Open ended questions are sometimes the worst types since you can go many directions with them — make sure to ask clarifying questions, but also realize they may just want a general response back. Make sure to emphasize what makes YOUR strategy for success unique and powerful. Saying “ I listened to a couple Tim Ferris podcasts and casually read Tony Robbins stuff.” No, you’re being hella basic and need more depth of knowledge.These are some of mine.
A great outline for skills to develop comes from the book Metaskills: Five Talents for the Robotic Ag__e. The fox and the hedgehog strategies are a good one as well, look them up after you read this. Remember that “Success is built sequentially. It’s one thing at a time” Gary Keller, The ONE Thing. Lay your foundation one brick at a time, make sure it is strong, and make sure you don’t spread yourself too thin. Focus on fundamentals as Elon Musk said. Have measurable and planned out REALISTIC results for yourself. Give an anecdote about how you achieved a result and overcame obstacles. Read the Art of War, a lot of potent ideas can be gained such as “a leader leads by example not force.” Understand the mind, take a course on learning how to learn (coursera offers one). Make success a habit, and another book: 7 Habits of Highly Effective People by Stephen Covey. Never forget to embrace the growth mindset — struggles are good not bad. Last one for now is How to Win Friends and Influence People by Dale Carnegie.
4. What do you know about the person(s) that will be interviewing you?
Find common ground and get them on common ground quickly. Turn a skeptic into an advocate. They have a public profile and HOPEFULLY list lots of information about themselves, don’t feel uncomfortable having a strong command of knowledge about your common ground from public information. They list that for a reason and will be delighted/surprised that you took the time to get to know more about them. They are not their job either.

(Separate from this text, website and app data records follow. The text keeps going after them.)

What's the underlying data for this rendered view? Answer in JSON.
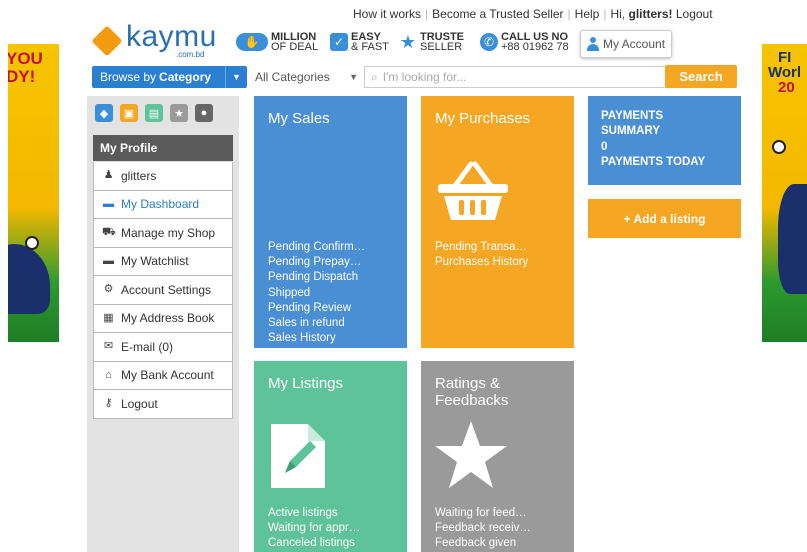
{
  "header": {
    "links": [
      "How it works",
      "Become a Trusted Seller",
      "Help",
      "Hi, ",
      "glitters!",
      "Logout"
    ],
    "logo": {
      "text": "kaymu",
      "sub": ".com.bd"
    },
    "features": [
      {
        "bold": "MILLION",
        "rest": "OF DEAL"
      },
      {
        "bold": "EASY",
        "rest": "& FAST"
      },
      {
        "bold": "TRUSTE",
        "rest": "SELLER"
      },
      {
        "bold": "CALL US NO",
        "rest": "+88 01962 78"
      }
    ],
    "my_account": "My Account"
  },
  "banners": {
    "left_text": "YOU\nDY!",
    "right_text_1": "FI",
    "right_text_2": "Worl",
    "right_text_3": "20"
  },
  "search": {
    "browse_prefix": "Browse by",
    "browse_bold": "Category",
    "category_select": "All Categories",
    "placeholder": "I'm looking for...",
    "button": "Search"
  },
  "sidebar": {
    "profile_title": "My Profile",
    "items": [
      {
        "label": "glitters",
        "icon": "user-icon"
      },
      {
        "label": "My Dashboard",
        "icon": "folder-icon"
      },
      {
        "label": "Manage my Shop",
        "icon": "cart-icon"
      },
      {
        "label": "My Watchlist",
        "icon": "folder-icon"
      },
      {
        "label": "Account Settings",
        "icon": "gear-icon"
      },
      {
        "label": "My Address Book",
        "icon": "addressbook-icon"
      },
      {
        "label": "E-mail (0)",
        "icon": "mail-icon"
      },
      {
        "label": "My Bank Account",
        "icon": "bank-icon"
      },
      {
        "label": "Logout",
        "icon": "key-icon"
      }
    ]
  },
  "tiles": {
    "sales": {
      "title": "My Sales",
      "links": [
        "Pending Confirm…",
        "Pending Prepay…",
        "Pending Dispatch",
        "Shipped",
        "Pending Review",
        "Sales in refund",
        "Sales History"
      ]
    },
    "purchases": {
      "title": "My Purchases",
      "links": [
        "Pending Transa…",
        "Purchases History"
      ]
    },
    "listings": {
      "title": "My Listings",
      "links": [
        "Active listings",
        "Waiting for appr…",
        "Canceled listings"
      ]
    },
    "ratings": {
      "title_1": "Ratings &",
      "title_2": "Feedbacks",
      "links": [
        "Waiting for feed…",
        "Feedback receiv…",
        "Feedback given"
      ]
    }
  },
  "payments": {
    "summary_1": "PAYMENTS",
    "summary_2": "SUMMARY",
    "value": "0",
    "today": "PAYMENTS TODAY"
  },
  "add_listing": "+ Add a listing",
  "colors": {
    "blue": "#4a8fd4",
    "orange": "#f5a623",
    "green": "#5ec29a",
    "gray": "#9a9a9a"
  }
}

If nothing or little is publicly available, be genuinely interested and ask questions about how they got there. Learn from them and try to make them see parts of themselves in you. “Oh you studied computer science before becoming a designer, that’s awesome! I really enjoyed the coursework too, but really saw this as a calling after doing straight up engineering work first.”
4. What do you know about the role?
Do not memorize the role, talk about how your background complements the role and were your biggest strengths are. Know your resume in relation to the role itself. Emphasize the strengthens within skills/experience/etc. that you DO possess. Address how you will overcome the weaknesses. “I know I haven’t worked with Atlassian products a lot, but I have plenty of experience with numerous other software tools as you can see from my resume. I’m sure I can pick it up in a short time.” Remember the thesis defense.
5. Do you know the company? Do you REALLY know the company?
You should be spending lots of time learning their business model, company culture, and latest news.
How are they differentiated from their competitors? What do they lack compared to competitors?
5. Do you know the climate they work in?
Are they in open source? Government contracting? Learn the landscape.
6. What are you looking for in your next role? Next Company?
Do not try to please them with an answer, try to describe exactly why this role and company are right for you. If it isn’t then you made a big mistake and with honesty will come an answer to whether it is a fit for both of you.
7. Do you have any questions for us/me? Why do you want to work for [insert company]?
Have questions ready, I think a good rule of thumb is 7 to 10 go to questions about the company, person, role, etc. Cater them to the organization as much as possible.